Data records for software interfaces:

***

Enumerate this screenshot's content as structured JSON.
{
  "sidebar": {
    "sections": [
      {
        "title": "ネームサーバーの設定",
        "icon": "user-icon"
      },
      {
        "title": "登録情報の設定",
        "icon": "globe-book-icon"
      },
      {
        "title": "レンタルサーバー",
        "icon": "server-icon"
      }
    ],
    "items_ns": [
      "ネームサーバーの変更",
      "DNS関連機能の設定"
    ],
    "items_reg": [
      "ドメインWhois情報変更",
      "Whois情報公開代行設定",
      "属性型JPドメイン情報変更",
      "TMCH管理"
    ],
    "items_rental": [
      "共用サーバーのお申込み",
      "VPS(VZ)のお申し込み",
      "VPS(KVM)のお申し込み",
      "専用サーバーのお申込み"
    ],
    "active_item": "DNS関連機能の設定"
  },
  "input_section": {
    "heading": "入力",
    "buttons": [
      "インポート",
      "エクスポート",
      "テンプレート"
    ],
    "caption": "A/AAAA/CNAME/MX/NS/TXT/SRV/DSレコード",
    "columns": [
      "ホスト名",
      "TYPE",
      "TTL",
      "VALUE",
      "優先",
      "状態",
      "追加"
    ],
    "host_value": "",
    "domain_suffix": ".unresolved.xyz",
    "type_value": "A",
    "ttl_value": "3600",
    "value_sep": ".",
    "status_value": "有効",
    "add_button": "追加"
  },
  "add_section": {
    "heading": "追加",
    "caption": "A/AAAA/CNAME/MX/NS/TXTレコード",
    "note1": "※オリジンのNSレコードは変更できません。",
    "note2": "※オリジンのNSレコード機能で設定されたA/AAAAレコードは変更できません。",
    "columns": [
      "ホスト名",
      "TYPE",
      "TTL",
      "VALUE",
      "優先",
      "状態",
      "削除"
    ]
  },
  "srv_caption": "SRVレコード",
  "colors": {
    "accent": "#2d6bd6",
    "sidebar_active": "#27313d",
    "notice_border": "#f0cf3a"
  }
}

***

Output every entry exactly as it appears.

* EXERCISE OUTPUT:
Enumerate this screenshot's content as structured JSON.
{
  "sidebar": {
    "sections": [
      {
        "title": "ネームサーバーの設定",
        "icon": "user-icon"
      },
      {
        "title": "登録情報の設定",
        "icon": "globe-book-icon"
      },
      {
        "title": "レンタルサーバー",
        "icon": "server-icon"
      }
    ],
    "items_ns": [
      "ネームサーバーの変更",
      "DNS関連機能の設定"
    ],
    "items_reg": [
      "ドメインWhois情報変更",
      "Whois情報公開代行設定",
      "属性型JPドメイン情報変更",
      "TMCH管理"
    ],
    "items_rental": [
      "共用サーバーのお申込み",
      "VPS(VZ)のお申し込み",
      "VPS(KVM)のお申し込み",
      "専用サーバーのお申込み"
    ],
    "active_item": "DNS関連機能の設定"
  },
  "input_section": {
    "heading": "入力",
    "buttons": [
      "インポート",
      "エクスポート",
      "テンプレート"
    ],
    "caption": "A/AAAA/CNAME/MX/NS/TXT/SRV/DSレコード",
    "columns": [
      "ホスト名",
      "TYPE",
      "TTL",
      "VALUE",
      "優先",
      "状態",
      "追加"
    ],
    "host_value": "",
    "domain_suffix": ".unresolved.xyz",
    "type_value": "A",
    "ttl_value": "3600",
    "value_sep": ".",
    "status_value": "有効",
    "add_button": "追加"
  },
  "add_section": {
    "heading": "追加",
    "caption": "A/AAAA/CNAME/MX/NS/TXTレコード",
    "note1": "※オリジンのNSレコードは変更できません。",
    "note2": "※オリジンのNSレコード機能で設定されたA/AAAAレコードは変更できません。",
    "columns": [
      "ホスト名",
      "TYPE",
      "TTL",
      "VALUE",
      "優先",
      "状態",
      "削除"
    ]
  },
  "srv_caption": "SRVレコード",
  "colors": {
    "accent": "#2d6bd6",
    "sidebar_active": "#27313d",
    "notice_border": "#f0cf3a"
  }
}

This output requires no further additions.